(Data extracted from a collection)

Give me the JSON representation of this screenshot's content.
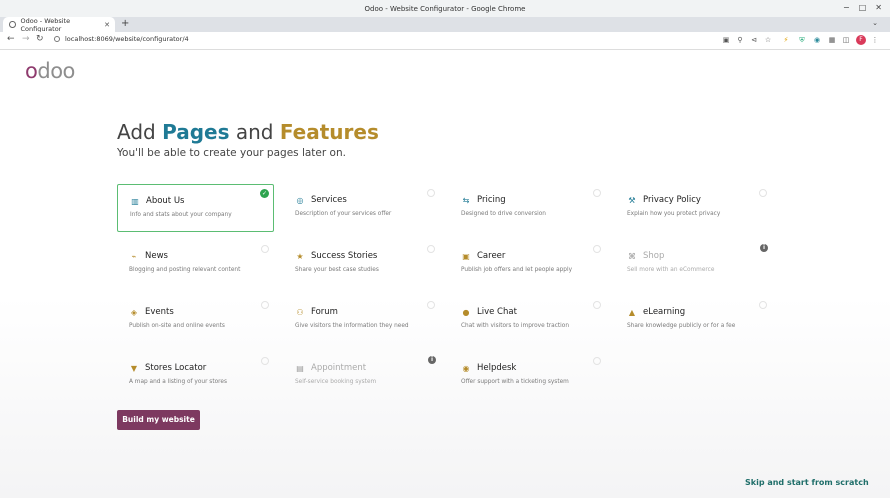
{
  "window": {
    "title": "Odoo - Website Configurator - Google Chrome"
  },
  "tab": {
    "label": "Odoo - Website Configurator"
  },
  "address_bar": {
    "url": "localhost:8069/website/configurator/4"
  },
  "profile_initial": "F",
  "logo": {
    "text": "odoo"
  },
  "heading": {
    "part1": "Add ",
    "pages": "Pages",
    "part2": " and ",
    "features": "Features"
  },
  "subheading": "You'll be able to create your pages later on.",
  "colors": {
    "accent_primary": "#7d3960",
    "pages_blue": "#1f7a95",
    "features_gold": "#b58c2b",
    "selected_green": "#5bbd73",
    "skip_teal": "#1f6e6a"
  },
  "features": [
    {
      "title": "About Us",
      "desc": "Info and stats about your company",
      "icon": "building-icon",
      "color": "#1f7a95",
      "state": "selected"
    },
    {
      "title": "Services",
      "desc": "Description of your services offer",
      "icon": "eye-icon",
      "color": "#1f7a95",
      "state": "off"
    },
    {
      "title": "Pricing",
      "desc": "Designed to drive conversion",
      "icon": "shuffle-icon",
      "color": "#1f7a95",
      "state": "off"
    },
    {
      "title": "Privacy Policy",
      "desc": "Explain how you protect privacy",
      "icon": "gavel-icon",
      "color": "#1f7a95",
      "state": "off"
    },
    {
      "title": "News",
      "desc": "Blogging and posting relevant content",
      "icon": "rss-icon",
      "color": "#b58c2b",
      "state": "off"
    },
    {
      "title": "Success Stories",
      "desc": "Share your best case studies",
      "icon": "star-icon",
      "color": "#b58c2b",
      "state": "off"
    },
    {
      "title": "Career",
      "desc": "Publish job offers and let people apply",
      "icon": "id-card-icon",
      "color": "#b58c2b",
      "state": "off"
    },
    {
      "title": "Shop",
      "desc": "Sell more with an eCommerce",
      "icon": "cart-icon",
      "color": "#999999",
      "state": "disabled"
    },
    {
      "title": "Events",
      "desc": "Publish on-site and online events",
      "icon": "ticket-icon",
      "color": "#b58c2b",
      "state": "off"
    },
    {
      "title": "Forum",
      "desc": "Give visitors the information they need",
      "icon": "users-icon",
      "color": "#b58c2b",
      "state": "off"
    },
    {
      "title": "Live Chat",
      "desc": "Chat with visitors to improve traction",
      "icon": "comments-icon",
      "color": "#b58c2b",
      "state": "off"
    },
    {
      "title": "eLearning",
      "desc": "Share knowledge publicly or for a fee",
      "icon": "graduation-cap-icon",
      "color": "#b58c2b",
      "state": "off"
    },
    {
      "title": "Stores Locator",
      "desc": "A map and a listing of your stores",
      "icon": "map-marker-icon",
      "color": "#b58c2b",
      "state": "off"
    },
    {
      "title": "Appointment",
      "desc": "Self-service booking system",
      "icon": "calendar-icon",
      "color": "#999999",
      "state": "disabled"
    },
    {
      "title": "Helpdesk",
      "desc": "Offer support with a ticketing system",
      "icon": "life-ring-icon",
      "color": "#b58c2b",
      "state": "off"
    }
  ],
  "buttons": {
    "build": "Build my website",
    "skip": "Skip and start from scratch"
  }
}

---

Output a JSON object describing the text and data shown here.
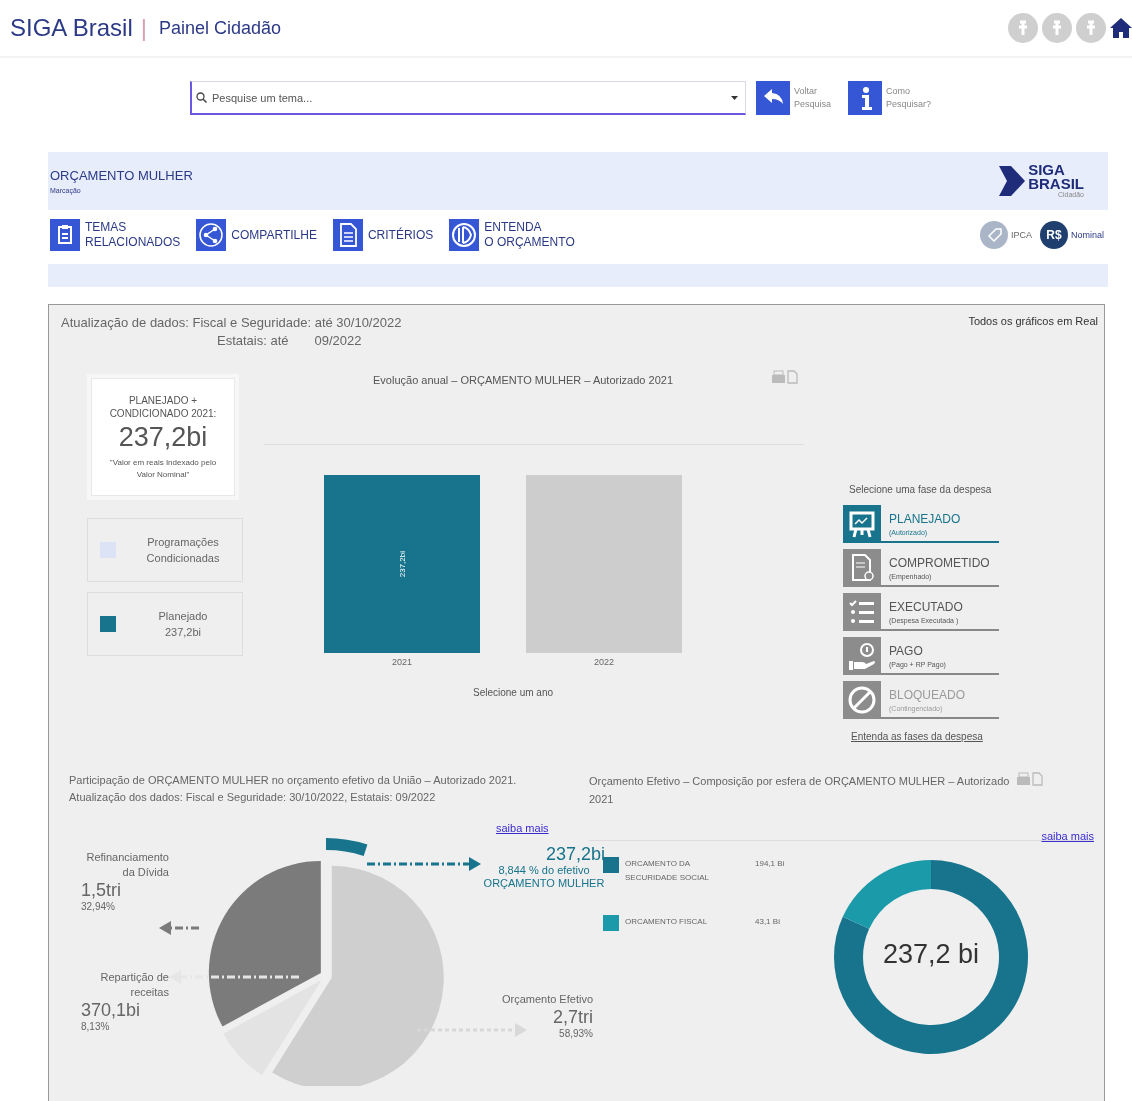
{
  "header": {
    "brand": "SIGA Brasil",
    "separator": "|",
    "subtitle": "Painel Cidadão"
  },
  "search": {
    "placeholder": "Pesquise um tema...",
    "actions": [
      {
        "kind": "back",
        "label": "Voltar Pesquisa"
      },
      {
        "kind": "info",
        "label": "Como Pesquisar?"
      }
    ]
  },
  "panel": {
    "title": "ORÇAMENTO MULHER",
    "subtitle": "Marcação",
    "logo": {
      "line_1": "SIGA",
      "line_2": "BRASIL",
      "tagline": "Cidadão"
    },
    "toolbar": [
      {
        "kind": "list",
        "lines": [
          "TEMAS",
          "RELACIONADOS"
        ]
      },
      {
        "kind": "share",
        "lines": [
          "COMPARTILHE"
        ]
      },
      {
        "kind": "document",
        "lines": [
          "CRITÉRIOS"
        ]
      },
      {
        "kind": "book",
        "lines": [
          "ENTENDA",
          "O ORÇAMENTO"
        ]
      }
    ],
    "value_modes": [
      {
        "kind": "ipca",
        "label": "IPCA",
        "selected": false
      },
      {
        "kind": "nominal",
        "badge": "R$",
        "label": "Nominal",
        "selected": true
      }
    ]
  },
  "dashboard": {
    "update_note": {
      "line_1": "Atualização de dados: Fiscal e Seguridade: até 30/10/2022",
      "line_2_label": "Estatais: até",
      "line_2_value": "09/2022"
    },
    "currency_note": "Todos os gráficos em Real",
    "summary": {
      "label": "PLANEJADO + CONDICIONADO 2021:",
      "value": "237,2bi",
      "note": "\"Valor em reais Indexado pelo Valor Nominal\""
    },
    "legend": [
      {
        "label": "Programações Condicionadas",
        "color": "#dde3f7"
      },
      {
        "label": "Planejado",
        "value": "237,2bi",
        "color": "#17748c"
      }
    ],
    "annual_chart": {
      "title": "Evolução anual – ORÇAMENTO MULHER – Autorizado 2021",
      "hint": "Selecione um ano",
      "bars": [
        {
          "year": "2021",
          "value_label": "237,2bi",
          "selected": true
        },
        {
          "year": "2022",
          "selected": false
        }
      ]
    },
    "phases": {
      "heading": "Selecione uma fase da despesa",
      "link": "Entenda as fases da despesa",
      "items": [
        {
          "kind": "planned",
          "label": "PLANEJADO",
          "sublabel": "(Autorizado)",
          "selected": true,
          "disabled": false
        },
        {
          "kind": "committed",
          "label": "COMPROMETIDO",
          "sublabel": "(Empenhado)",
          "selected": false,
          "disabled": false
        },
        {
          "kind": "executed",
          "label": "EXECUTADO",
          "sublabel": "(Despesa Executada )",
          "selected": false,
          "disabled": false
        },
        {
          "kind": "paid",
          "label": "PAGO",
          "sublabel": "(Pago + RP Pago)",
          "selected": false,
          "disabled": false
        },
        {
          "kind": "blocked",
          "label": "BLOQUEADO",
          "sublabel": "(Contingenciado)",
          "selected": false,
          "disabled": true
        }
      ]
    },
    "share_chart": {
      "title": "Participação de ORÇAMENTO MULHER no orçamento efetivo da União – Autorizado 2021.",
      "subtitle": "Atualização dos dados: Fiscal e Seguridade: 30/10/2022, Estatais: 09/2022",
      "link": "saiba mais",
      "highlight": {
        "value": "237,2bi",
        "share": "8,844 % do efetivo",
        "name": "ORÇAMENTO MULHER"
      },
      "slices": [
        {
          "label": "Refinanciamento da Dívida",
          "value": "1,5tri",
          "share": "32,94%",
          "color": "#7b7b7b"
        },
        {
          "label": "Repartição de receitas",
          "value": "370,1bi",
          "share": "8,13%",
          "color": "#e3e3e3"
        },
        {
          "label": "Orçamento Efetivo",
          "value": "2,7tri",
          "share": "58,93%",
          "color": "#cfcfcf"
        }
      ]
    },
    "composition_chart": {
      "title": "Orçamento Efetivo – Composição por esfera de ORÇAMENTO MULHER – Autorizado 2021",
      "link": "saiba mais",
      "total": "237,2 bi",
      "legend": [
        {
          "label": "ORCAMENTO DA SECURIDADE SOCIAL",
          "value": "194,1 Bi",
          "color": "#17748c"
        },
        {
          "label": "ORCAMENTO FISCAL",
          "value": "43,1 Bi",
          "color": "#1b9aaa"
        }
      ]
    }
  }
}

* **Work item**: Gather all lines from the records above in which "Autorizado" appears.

* **Exercise result**:
      "title": "Evolução anual – ORÇAMENTO MULHER – Autorizado 2021",
          "sublabel": "(Autorizado)",
      "title": "Participação de ORÇAMENTO MULHER no orçamento efetivo da União – Autorizado 2021.",
      "title": "Orçamento Efetivo – Composição por esfera de ORÇAMENTO MULHER – Autorizado 2021",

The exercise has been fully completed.